[[ DATA RECORDS open ]]

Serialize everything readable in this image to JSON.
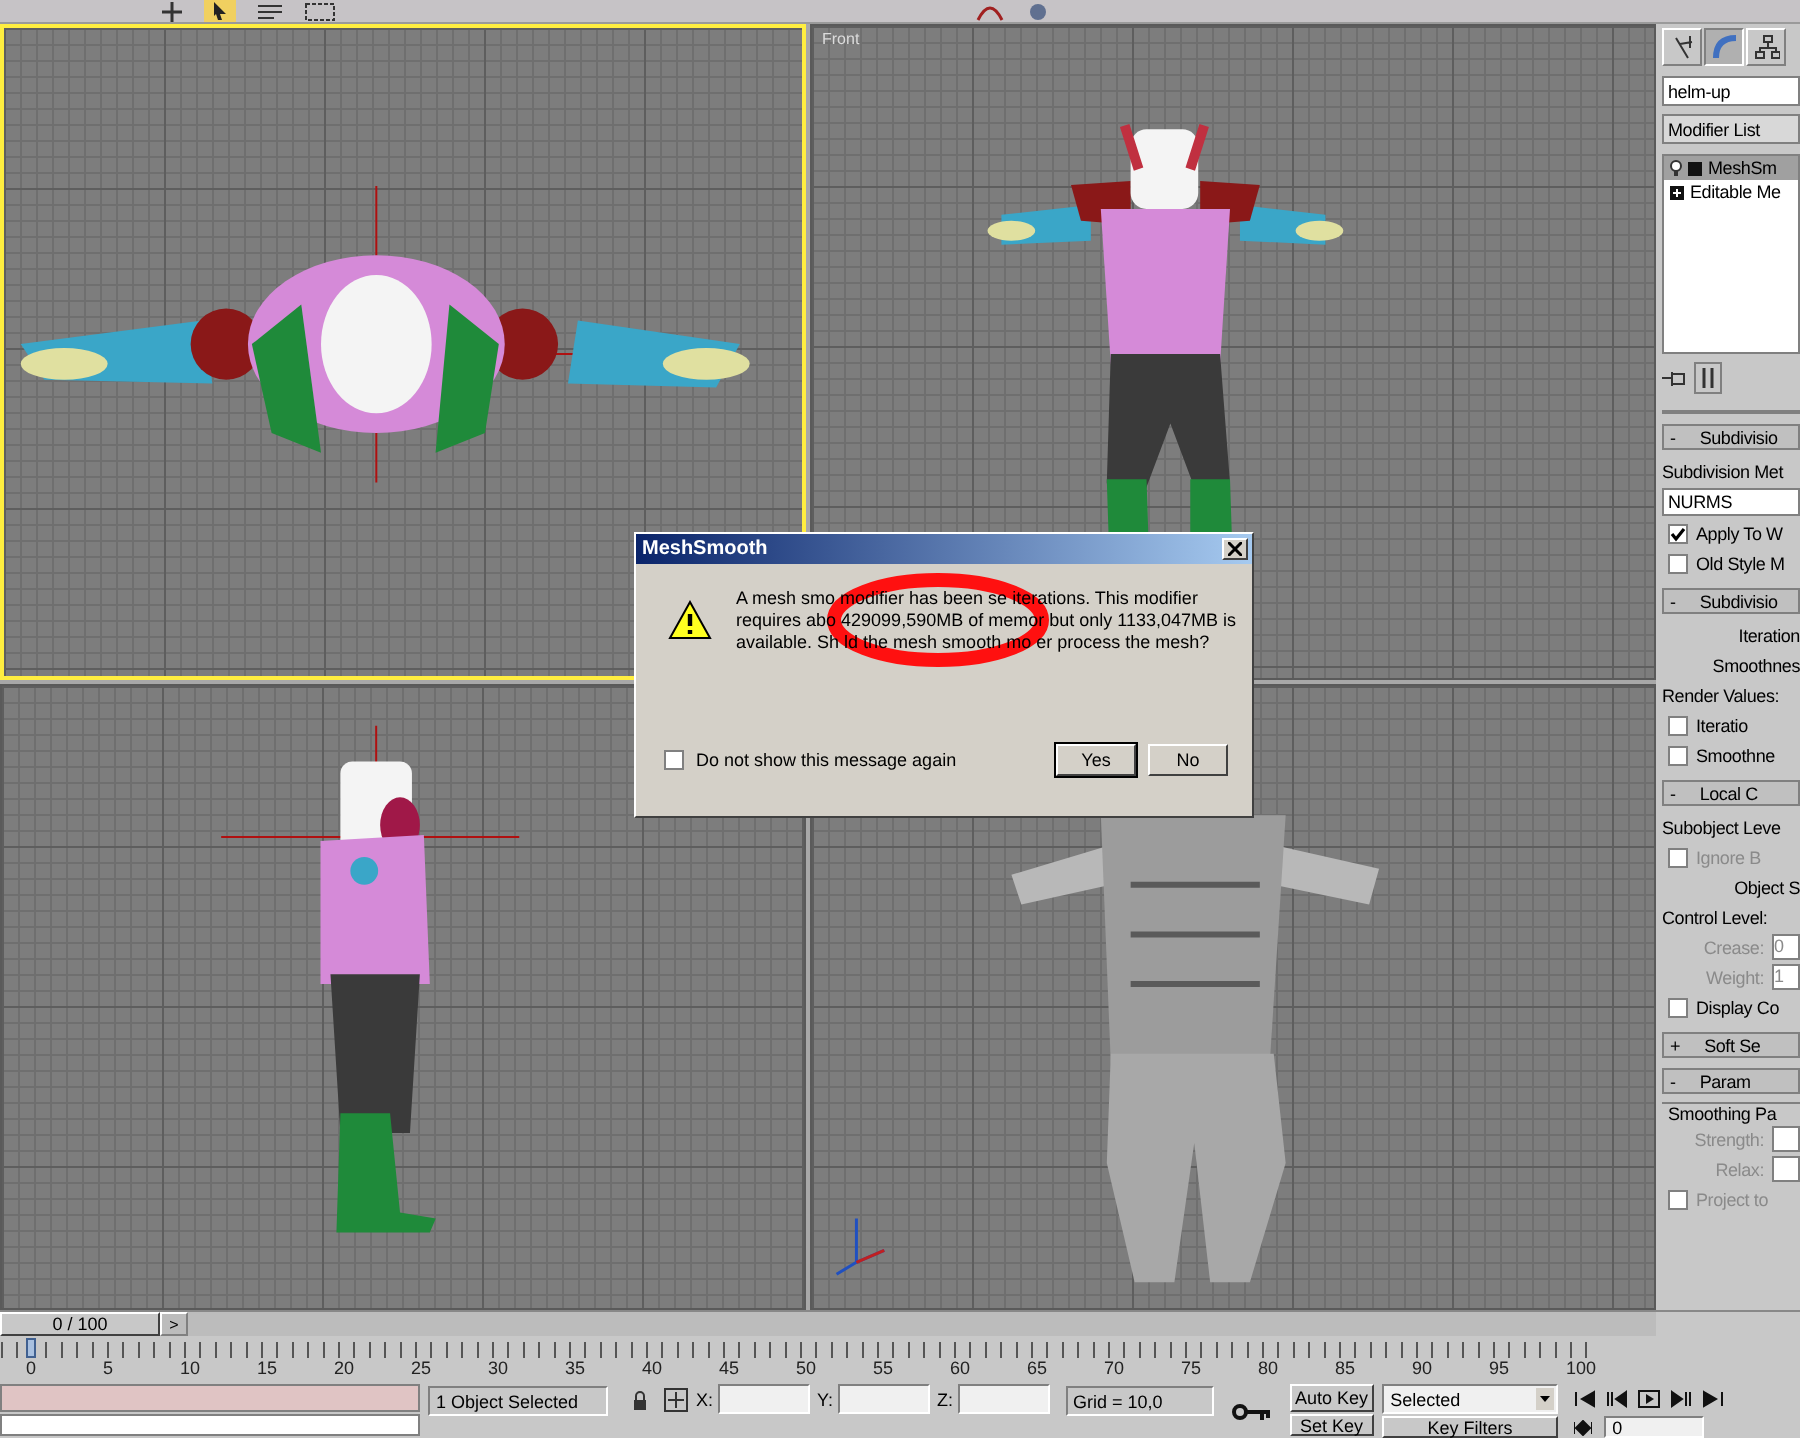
{
  "viewports": [
    {
      "kind": "top",
      "active": true
    },
    {
      "kind": "front",
      "label": "Front",
      "active": false
    },
    {
      "kind": "left",
      "active": false
    },
    {
      "kind": "perspective",
      "active": false
    }
  ],
  "dialog": {
    "title": "MeshSmooth",
    "message_lines": [
      "A mesh smo modifier has been se iterations. This modifier",
      "requires abo 429099,590MB of memor but only 1133,047MB is",
      "available. Sh ld the mesh smooth mo er process the mesh?"
    ],
    "checkbox": {
      "label": "Do not show this message again",
      "checked": false
    },
    "buttons": [
      {
        "label": "Yes",
        "default": true
      },
      {
        "label": "No",
        "default": false
      }
    ]
  },
  "command_panel": {
    "tabs": [
      {
        "kind": "create",
        "selected": false
      },
      {
        "kind": "modify",
        "selected": true
      },
      {
        "kind": "hierarchy",
        "selected": false
      }
    ],
    "object_name": "helm-up",
    "modifier_list": "Modifier List",
    "stack": [
      {
        "label": "MeshSm",
        "selected": true,
        "expandable": false
      },
      {
        "label": "Editable Me",
        "selected": false,
        "expandable": true
      }
    ],
    "rollouts": [
      {
        "sign": "-",
        "title": "Subdivisio",
        "items": [
          {
            "kind": "label",
            "text": "Subdivision Met"
          },
          {
            "kind": "dropdown",
            "text": "NURMS"
          },
          {
            "kind": "checkbox",
            "text": "Apply To W",
            "checked": true,
            "disabled": false
          },
          {
            "kind": "checkbox",
            "text": "Old Style M",
            "checked": false,
            "disabled": false
          }
        ]
      },
      {
        "sign": "-",
        "title": "Subdivisio",
        "items": [
          {
            "kind": "right",
            "text": "Iteration"
          },
          {
            "kind": "right",
            "text": "Smoothnes"
          },
          {
            "kind": "label",
            "text": "Render Values:"
          },
          {
            "kind": "checkbox",
            "text": "Iteratio",
            "checked": false,
            "disabled": false
          },
          {
            "kind": "checkbox",
            "text": "Smoothne",
            "checked": false,
            "disabled": false
          }
        ]
      },
      {
        "sign": "-",
        "title": "Local C",
        "items": [
          {
            "kind": "label",
            "text": "Subobject Leve"
          },
          {
            "kind": "checkbox",
            "text": "Ignore B",
            "checked": false,
            "disabled": true
          },
          {
            "kind": "right",
            "text": "Object S"
          },
          {
            "kind": "label",
            "text": "Control Level:"
          },
          {
            "kind": "spinner",
            "text": "Crease:",
            "value": "0",
            "disabled": true
          },
          {
            "kind": "spinner",
            "text": "Weight:",
            "value": "1",
            "disabled": true
          },
          {
            "kind": "checkbox",
            "text": "Display Co",
            "checked": false,
            "disabled": false
          }
        ]
      },
      {
        "sign": "+",
        "title": "Soft Se"
      },
      {
        "sign": "-",
        "title": "Param",
        "items": [
          {
            "kind": "group",
            "text": "Smoothing Pa"
          },
          {
            "kind": "spinner",
            "text": "Strength:",
            "disabled": true
          },
          {
            "kind": "spinner",
            "text": "Relax:",
            "disabled": true
          },
          {
            "kind": "checkbox",
            "text": "Project to",
            "checked": false,
            "disabled": true
          }
        ]
      }
    ]
  },
  "time_slider": {
    "label": "0 / 100",
    "next": ">",
    "level": 0
  },
  "ruler": {
    "ticks": [
      "0",
      "5",
      "10",
      "15",
      "20",
      "25",
      "30",
      "35",
      "40",
      "45",
      "50",
      "55",
      "60",
      "65",
      "70",
      "75",
      "80",
      "85",
      "90",
      "95",
      "100"
    ]
  },
  "status_bar": {
    "selection": "1 Object Selected",
    "x_label": "X:",
    "y_label": "Y:",
    "z_label": "Z:",
    "grid": "Grid = 10,0",
    "auto_key": "Auto Key",
    "set_key": "Set Key",
    "key_mode": "Selected",
    "key_filters": "Key Filters",
    "frame": "0"
  }
}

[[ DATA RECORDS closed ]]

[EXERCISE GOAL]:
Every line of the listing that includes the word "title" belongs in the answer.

[RESPONSE]:
    "title": "MeshSmooth",
        "title": "Subdivisio",
        "title": "Subdivisio",
        "title": "Local C",
        "title": "Soft Se"
        "title": "Param",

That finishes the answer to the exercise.